The year before Cecilia’s arrival in Peoria, Congress had passed a bill requiring immigrants to be literate. They needed to learn the language of the country they had chosen as their home as the first and most important step. Many south-side Peoria immigrants learned English at their local churches. They might speak Polish or German or Italian, but they were eager to learn English, and free classes were offered for them. The Neighborhood House offered classes and other training programs for poor immigrants from its location at 2000 S. Washington Street. The area at that time was settled by Eastern European families, and 14 foreign languages were spoken.
The year of 1926 arrived in Peoria with a terrible blizzard. The sounds of tree limbs breaking with the heavy frost could be heard everywhere, and the temperature hovered around minus 10 degrees. By March, the city would experience its greatest snowfall in 42 years. Cecilia, now in fourth grade at St. Bernard’s School, loved to check books out of the McClure Branch library. Liza would warm chocolate milk, and together, she and Cecilia would read. Cecilia would write her own poems and short stories, and she and her friends would write plays and act them out for the family.
At the end of each school year, St. Bernard’s Pastor M.P. Sammon hosted a picnic for the children with games and races. Cecilia marveled that the teaching sisters would play baseball with the boys and interact in ways she had not seen before. Summertime was full of ambrosia and family fun. Days were filled with warmth and wonder.
Cecilia would graduate from St. Bernard’s and enroll as a freshman at the Academy of Our Lady of the Sacred Heart. She was a gifted and articulate student, who was just beginning to notice the boys across the street at Spalding Institute. She and her girlfriends enjoyed going to the Spalding football and basketball games.
Fate soon played an auspicious hand.
Cecilia and Christopher would meet at a dance held at the Spalding Institute Center and begin to fall in love.
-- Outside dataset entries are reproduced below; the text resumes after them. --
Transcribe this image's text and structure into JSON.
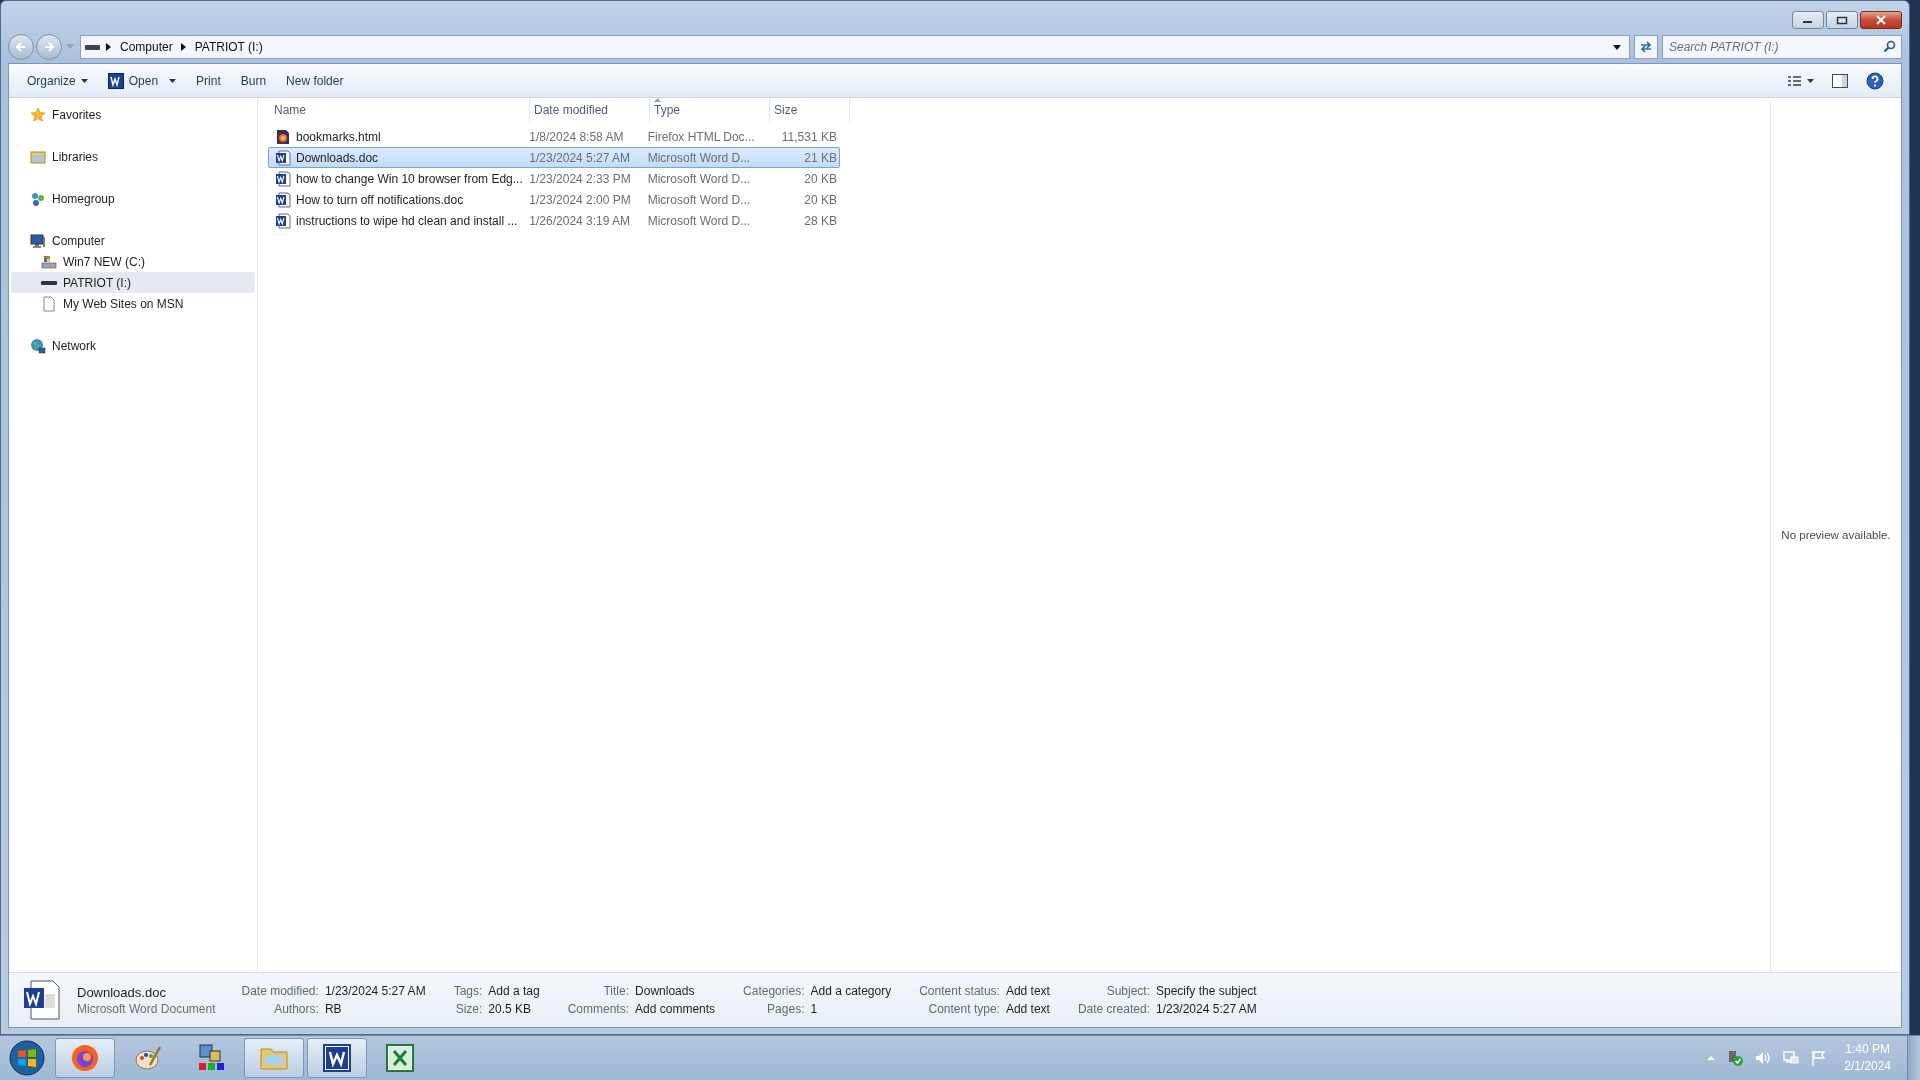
{
  "nav": {
    "path": [
      "Computer",
      "PATRIOT (I:)"
    ],
    "search": {
      "placeholder": "Search PATRIOT (I:)"
    }
  },
  "toolbar": [
    {
      "label": "Organize",
      "kind": "menu"
    },
    {
      "label": "Open",
      "kind": "open"
    },
    {
      "label": "Print",
      "kind": "plain"
    },
    {
      "label": "Burn",
      "kind": "plain"
    },
    {
      "label": "New folder",
      "kind": "plain"
    }
  ],
  "sidebar": {
    "items": [
      {
        "label": "Favorites",
        "kind": "star",
        "selected": false
      },
      {
        "label": "Libraries",
        "kind": "library",
        "selected": false
      },
      {
        "label": "Homegroup",
        "kind": "homegroup",
        "selected": false
      },
      {
        "label": "Computer",
        "kind": "computer",
        "selected": false,
        "children": [
          {
            "label": "Win7 NEW (C:)",
            "kind": "windrive",
            "selected": false
          },
          {
            "label": "PATRIOT (I:)",
            "kind": "usb",
            "selected": true
          },
          {
            "label": "My Web Sites on MSN",
            "kind": "page",
            "selected": false
          }
        ]
      },
      {
        "label": "Network",
        "kind": "network",
        "selected": false
      }
    ]
  },
  "files": {
    "columns": [
      "Name",
      "Date modified",
      "Type",
      "Size"
    ],
    "rows": [
      {
        "name": "bookmarks.html",
        "kind": "html",
        "date": "1/8/2024 8:58 AM",
        "type": "Firefox HTML Doc...",
        "size": "11,531 KB",
        "selected": false
      },
      {
        "name": "Downloads.doc",
        "kind": "doc",
        "date": "1/23/2024 5:27 AM",
        "type": "Microsoft Word D...",
        "size": "21 KB",
        "selected": true
      },
      {
        "name": "how to change Win 10 browser from Edg...",
        "kind": "doc",
        "date": "1/23/2024 2:33 PM",
        "type": "Microsoft Word D...",
        "size": "20 KB",
        "selected": false
      },
      {
        "name": "How to turn off notifications.doc",
        "kind": "doc",
        "date": "1/23/2024 2:00 PM",
        "type": "Microsoft Word D...",
        "size": "20 KB",
        "selected": false
      },
      {
        "name": "instructions to wipe hd clean and install ...",
        "kind": "doc",
        "date": "1/26/2024 3:19 AM",
        "type": "Microsoft Word D...",
        "size": "28 KB",
        "selected": false
      }
    ]
  },
  "preview": "No preview available.",
  "details": {
    "name": "Downloads.doc",
    "type": "Microsoft Word Document",
    "groups": [
      [
        {
          "label": "Date modified:",
          "value": "1/23/2024 5:27 AM"
        },
        {
          "label": "Authors:",
          "value": "RB"
        }
      ],
      [
        {
          "label": "Tags:",
          "value": "Add a tag"
        },
        {
          "label": "Size:",
          "value": "20.5 KB"
        }
      ],
      [
        {
          "label": "Title:",
          "value": "Downloads"
        },
        {
          "label": "Comments:",
          "value": "Add comments"
        }
      ],
      [
        {
          "label": "Categories:",
          "value": "Add a category"
        },
        {
          "label": "Pages:",
          "value": "1"
        }
      ],
      [
        {
          "label": "Content status:",
          "value": "Add text"
        },
        {
          "label": "Content type:",
          "value": "Add text"
        }
      ],
      [
        {
          "label": "Subject:",
          "value": "Specify the subject"
        },
        {
          "label": "Date created:",
          "value": "1/23/2024 5:27 AM"
        }
      ]
    ]
  },
  "taskbar": {
    "apps": [
      {
        "kind": "firefox",
        "running": true
      },
      {
        "kind": "paint",
        "running": false
      },
      {
        "kind": "tiles",
        "running": false
      },
      {
        "kind": "explorer",
        "running": true
      },
      {
        "kind": "word",
        "running": true
      },
      {
        "kind": "excel",
        "running": false
      }
    ],
    "clock": {
      "time": "1:40 PM",
      "date": "2/1/2024"
    }
  }
}
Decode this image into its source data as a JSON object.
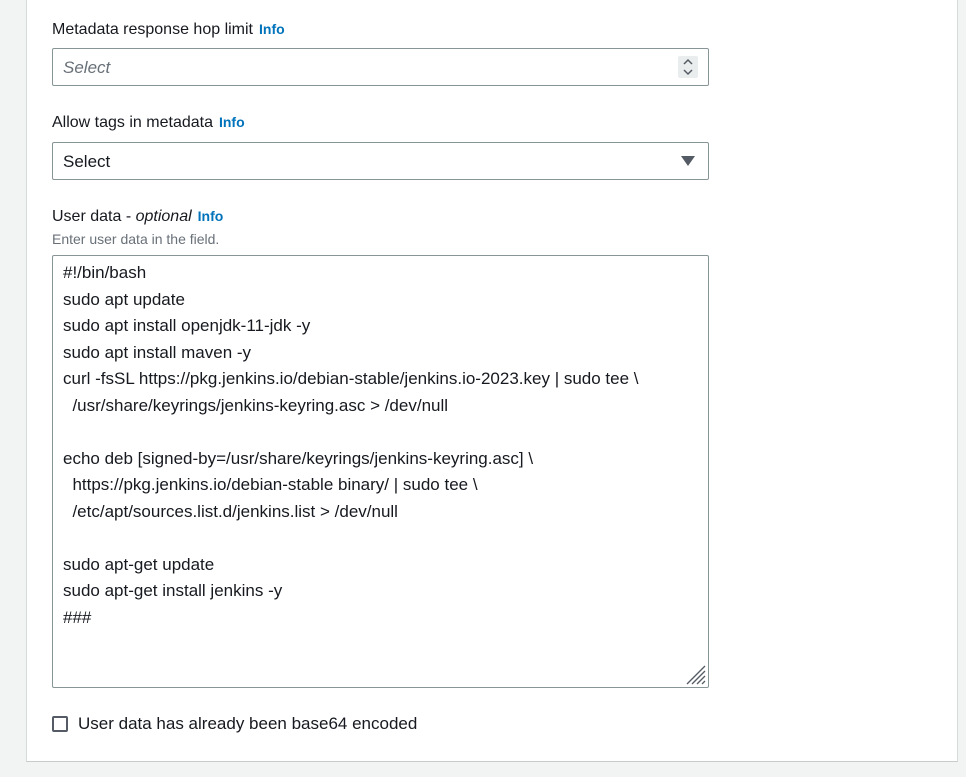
{
  "hop_limit": {
    "label": "Metadata response hop limit",
    "info": "Info",
    "placeholder": "Select"
  },
  "allow_tags": {
    "label": "Allow tags in metadata",
    "info": "Info",
    "value": "Select"
  },
  "user_data": {
    "label": "User data - ",
    "label_optional": "optional",
    "info": "Info",
    "description": "Enter user data in the field.",
    "value": "#!/bin/bash\nsudo apt update\nsudo apt install openjdk-11-jdk -y\nsudo apt install maven -y\ncurl -fsSL https://pkg.jenkins.io/debian-stable/jenkins.io-2023.key | sudo tee \\\n  /usr/share/keyrings/jenkins-keyring.asc > /dev/null\n\necho deb [signed-by=/usr/share/keyrings/jenkins-keyring.asc] \\\n  https://pkg.jenkins.io/debian-stable binary/ | sudo tee \\\n  /etc/apt/sources.list.d/jenkins.list > /dev/null\n\nsudo apt-get update\nsudo apt-get install jenkins -y\n###"
  },
  "base64_checkbox": {
    "label": "User data has already been base64 encoded",
    "checked": false
  },
  "colors": {
    "info_link": "#0073bb",
    "border": "#879596",
    "text": "#16191f",
    "secondary_text": "#687078"
  }
}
They complemented one another—both were honor roll students and class leaders. Cecilia would graduate from the Academy of Our Lady in 1932 and pursue a degree at Illinois State University. After graduation, she would take a teaching position at St. Bernard’s.
The city was recovering from the depths of the Depression, and the Neighborhood House provided comfort for many of its indigent families. Federal food stuffs were shipped into Peoria by the carload, and people would come to the depot at Oak and Walnut to pick up allotments. Those with a little money could buy a pound of dried beans at 60 cents, enough to feed a family. Men worked 12 hours a day for $1 when they could find work. Some of the children at St. Bernard’s would talk to Cecilia about these matters, and she would try to help their families.
Cecilia and Christopher had become a couple and made plans for a July 1936 wedding. There was a lovely garden ceremony, followed by a honeymoon trip to Chicago. The couple would have several years together before Christopher would be drafted during World War II. They enjoyed buying their first home on Forrest Hill, purchasing seeds from the Hagemann Seed Company, and planting lovely gardens about the property. Life was embroidered by their love for one another.
A Song for Cecilia is a remarkable story of love and longing, of dreams fulfilled and dreams shattered, of a young woman’s sense of loss and redemption. Cecilia grows up in Peoria during a time now long lost, except for memories and the history books. Peoria Mayor Jim Ardis has written the book’s welcome letter and local author and historian Jerry Klein has written its introduction. A Song for Cecilia will be released by Tate Publishing in the spring of 2011. a&s
Jo Fredell Higgins is a graduate of the Academy of Our Lady in Peoria
and an internationally published and award-winning writer, poet, photographer and essayist.